CMU School of Drama

Thursday, March 30, 2017

At Seattle Opera, the real drama is offstage

KUOW News and Information: In mid-March, Seattle Opera general director Aidan Lang’s assistant called his scene shop manager Michael Moore to request a meeting.

Moore had no idea of the bombshell Lang was going to drop.

5 comments:

Sarah Boyle said...

So someone’s financial numbers aren’t right. I’m very confused about the idea of shutting the shop down for at least two years. How much more is it going to cost to get the shop reopened? (If they do, from the Opera director’s language, I’m not so sure.) How much stock will be saved, how much of the equipment will be kept or sold? And then there is the time to rehire employee who find new jobs in that period. And if they aren’t open, those theatres that hired the scene shop for outside jobs will find another scene shop to work with, and might develop a relationship with that company instead. That there were no attempts to scale back, to bring in fewer artisans on a job by job basis, or to inform the shop manager about concerns before deciding to shut down, seems weird. Why is Lang so much more focused on a new headquarters location instead of a (by some accounts) successful scene shop? I might have been more understanding if he claimed the money was needed for something else about the arts, but this seems administrative.

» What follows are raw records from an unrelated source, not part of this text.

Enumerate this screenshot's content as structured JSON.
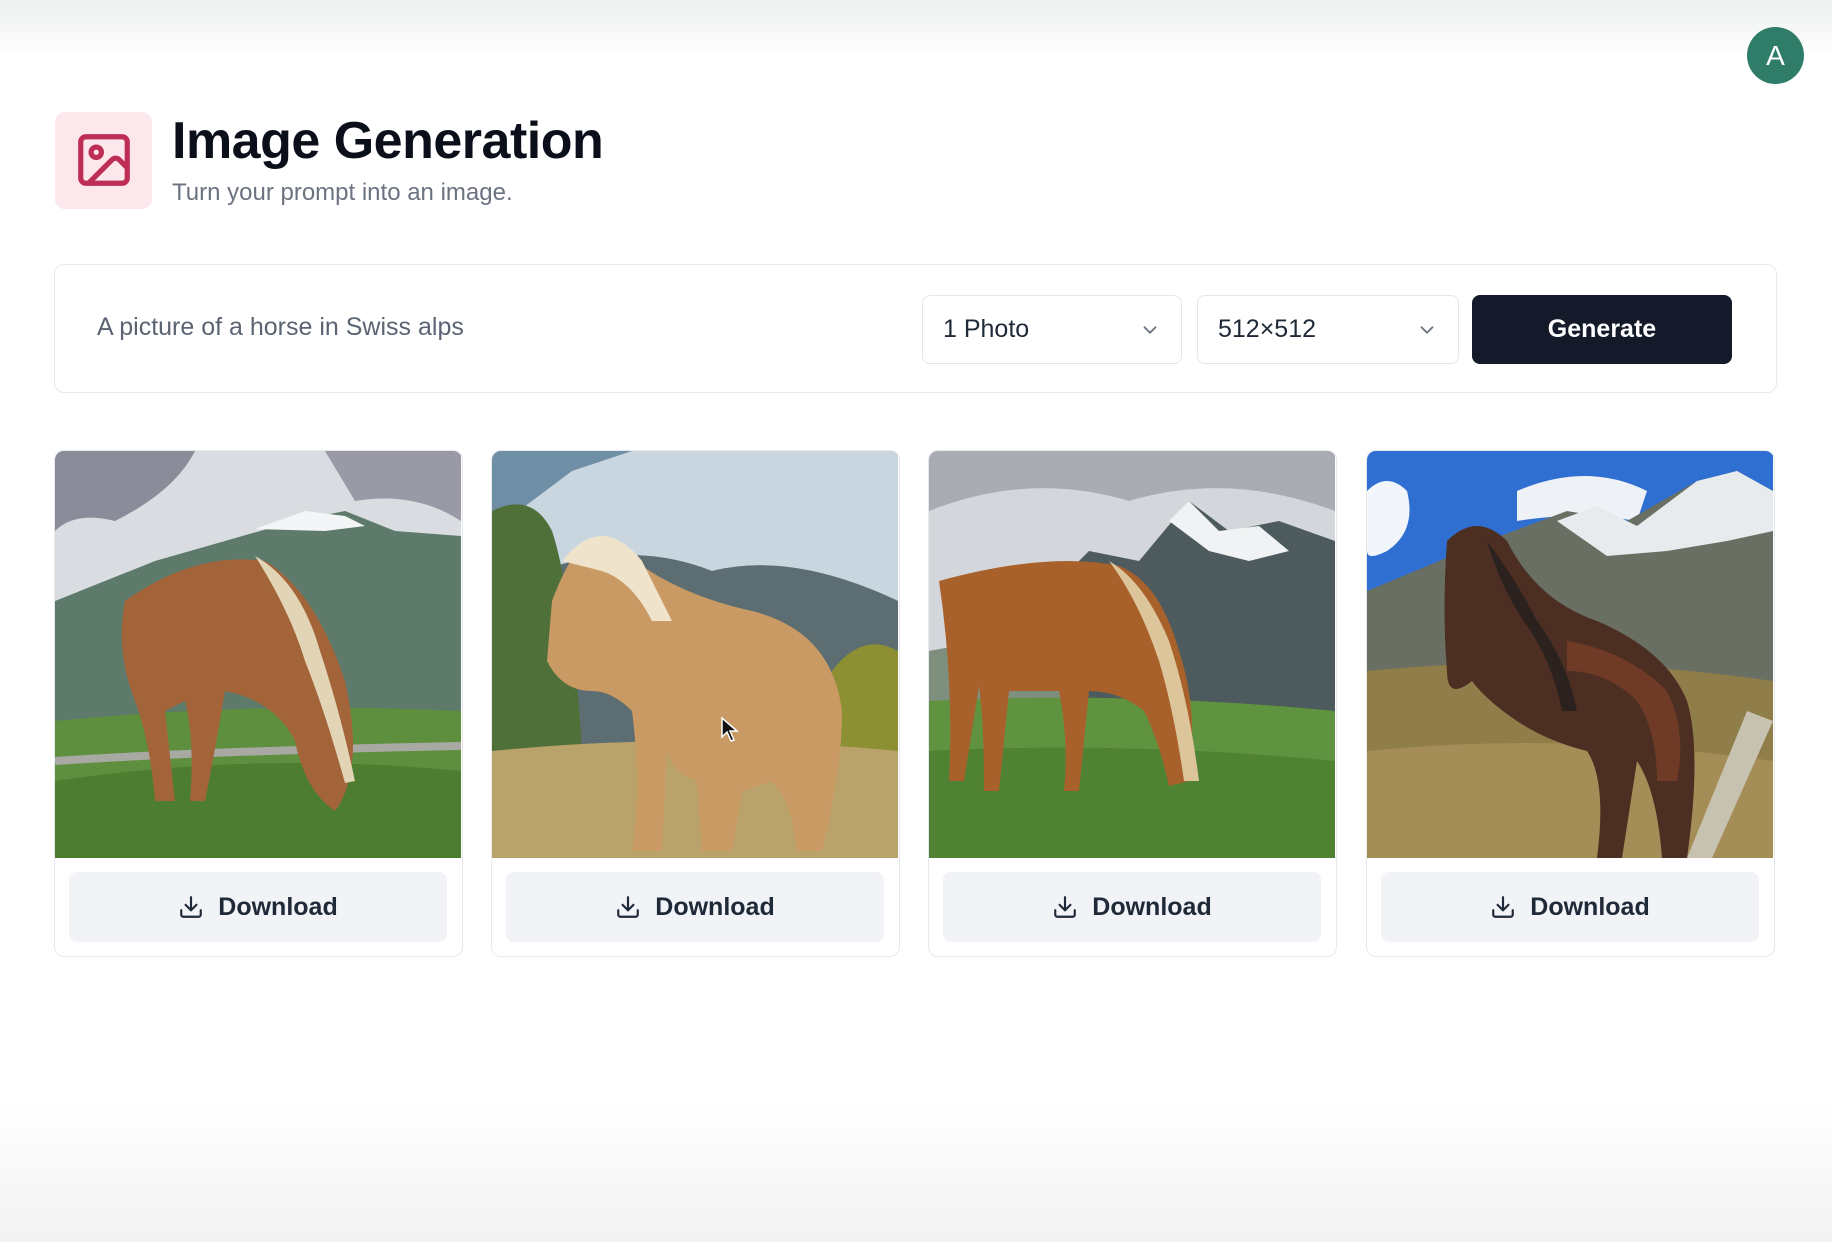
{
  "header": {
    "title": "Image Generation",
    "subtitle": "Turn your prompt into an image.",
    "icon": "image-icon",
    "icon_color": "#be2d55"
  },
  "user": {
    "avatar_initial": "A",
    "avatar_color": "#2f7d69"
  },
  "prompt": {
    "value": "A picture of a horse in Swiss alps",
    "amount_select": {
      "value": "1 Photo"
    },
    "resolution_select": {
      "value": "512×512"
    },
    "generate_label": "Generate"
  },
  "gallery": {
    "cards": [
      {
        "image": "horse grazing, chestnut with blond mane, Swiss alps",
        "download_label": "Download"
      },
      {
        "image": "palomino horse standing, snowy alpine slope",
        "download_label": "Download"
      },
      {
        "image": "chestnut horse grazing, snowy peaks",
        "download_label": "Download"
      },
      {
        "image": "dark bay horse, blue sky with alpine peaks",
        "download_label": "Download"
      }
    ]
  }
}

Claire Krueger said...

The only reason I opened this article was the intense clickbait style description And boy oh boy I wasn't disappointed. While I would completely buy the argument that technology is cheaper and the huge land is no longer necessary, the lack of disclosure of information makes me warey. The distasteful tone of the article and bringing up the Gala for Jenkins which cost upwards of one million leads me to question the bias of the author as well. The lack of sources and the host website only leads me into deeper waters. On one hand The KUOW, Seattle News and Information, wants to give seattle a good name but on the other hand it wants to sell, and nothing sells better than drama. Overall I’m not completely convinced I have the full story about this situation. I’d have to read several other corresponding articles before I decide to take a side.

Alex Talbot said...

This is really too bad. I've hardly heard of Seattle Opera, and I've never heard of what they've done, but regardless, it is too bad that there are budgetary reasons that this has to happen. That said, the article was quite confusing, and I was unsure what to make a lot of the details in it--at first, it said that the shop was breaking even, then gave mixed info on what the finances of the shop were. What also confused me is the need to shut down the shop entirely--it didn't seem, from my understanding, that the opera itself was shutting down, just the shop. So what will the shop do, not have scenery? Or will they just contract from outside shops? I'd love to learn more about what exactly is going on, because to me there's a lot here that is sketchy. Overall, I just don't understand why they can't scale down operations since times are changing, instead of shutting down all operations.

Cosette Craig said...

This is just another tale of a bunch of big shots who were bad at math and/or cooking the books who screwed the good guys over. I want to imagine that this was just a personal vendetta some guy had against the Scene Shop that is finally being fulfilled. Seattle doesn’t seem like a big enough theater city to counteract the shutdown of the scene shop and absorb the employees who lost their jobs in new set ups. This article is also poorly written. It is vague and click-baity but maybe that’s what the situation warrants. It seems like an altogether sketchy situation. Without an in house scene shop, their only option is to reuse or bid out and both of those options have cons that, in my uneducated opinion, seem insurmountable and worse than keeping the scene shop up and running. Its sad to see a theater crumble under some budgetary restrictions.

Megan Jones said...

Even though this article was definitely clickbait I agree with Cosette that this seems like a very sketchy situation overall. When a theatre needs money they're going to have to make some hard decisions about what cuts needs to be made. In my opinion the scene shop should not have been the first thing to go, but I obviously don't know the company as well as the people mentioned in the article. I just don't understand how the scene shop manager and the general director could have such different numbers about the same branch of the company. This leads me to believe that someone was lying or fudging their numbers to make people higher up happy, which is a very problematic thing. It's sad that many people will now be out a of a job because of someone's mistake or greed. Hopefully they can find a way to keep the scene shop open and running, or at least find out where this huge budget discrepancy came from.